[Material supplied Boundary: Start]

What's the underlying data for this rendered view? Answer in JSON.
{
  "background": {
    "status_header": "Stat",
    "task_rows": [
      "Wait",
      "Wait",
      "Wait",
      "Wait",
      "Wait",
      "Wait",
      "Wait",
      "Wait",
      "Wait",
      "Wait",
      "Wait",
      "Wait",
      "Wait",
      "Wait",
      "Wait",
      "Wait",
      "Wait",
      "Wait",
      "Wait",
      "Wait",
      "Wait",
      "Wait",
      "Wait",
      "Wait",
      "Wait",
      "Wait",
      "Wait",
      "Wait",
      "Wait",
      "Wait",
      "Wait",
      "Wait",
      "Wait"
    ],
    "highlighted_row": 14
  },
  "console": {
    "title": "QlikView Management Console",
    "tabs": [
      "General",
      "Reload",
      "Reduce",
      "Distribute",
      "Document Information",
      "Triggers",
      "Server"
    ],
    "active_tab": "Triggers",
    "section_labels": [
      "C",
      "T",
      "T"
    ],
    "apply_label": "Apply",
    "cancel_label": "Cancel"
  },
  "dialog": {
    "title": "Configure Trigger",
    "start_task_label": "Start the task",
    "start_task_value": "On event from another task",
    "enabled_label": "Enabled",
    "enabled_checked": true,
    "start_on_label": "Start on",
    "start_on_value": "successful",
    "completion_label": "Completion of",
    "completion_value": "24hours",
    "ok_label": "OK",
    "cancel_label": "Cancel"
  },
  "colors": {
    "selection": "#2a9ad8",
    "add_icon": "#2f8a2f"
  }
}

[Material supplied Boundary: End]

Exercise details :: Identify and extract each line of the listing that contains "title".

Answer to the problem ::
    "title": "QlikView Management Console",
    "title": "Configure Trigger",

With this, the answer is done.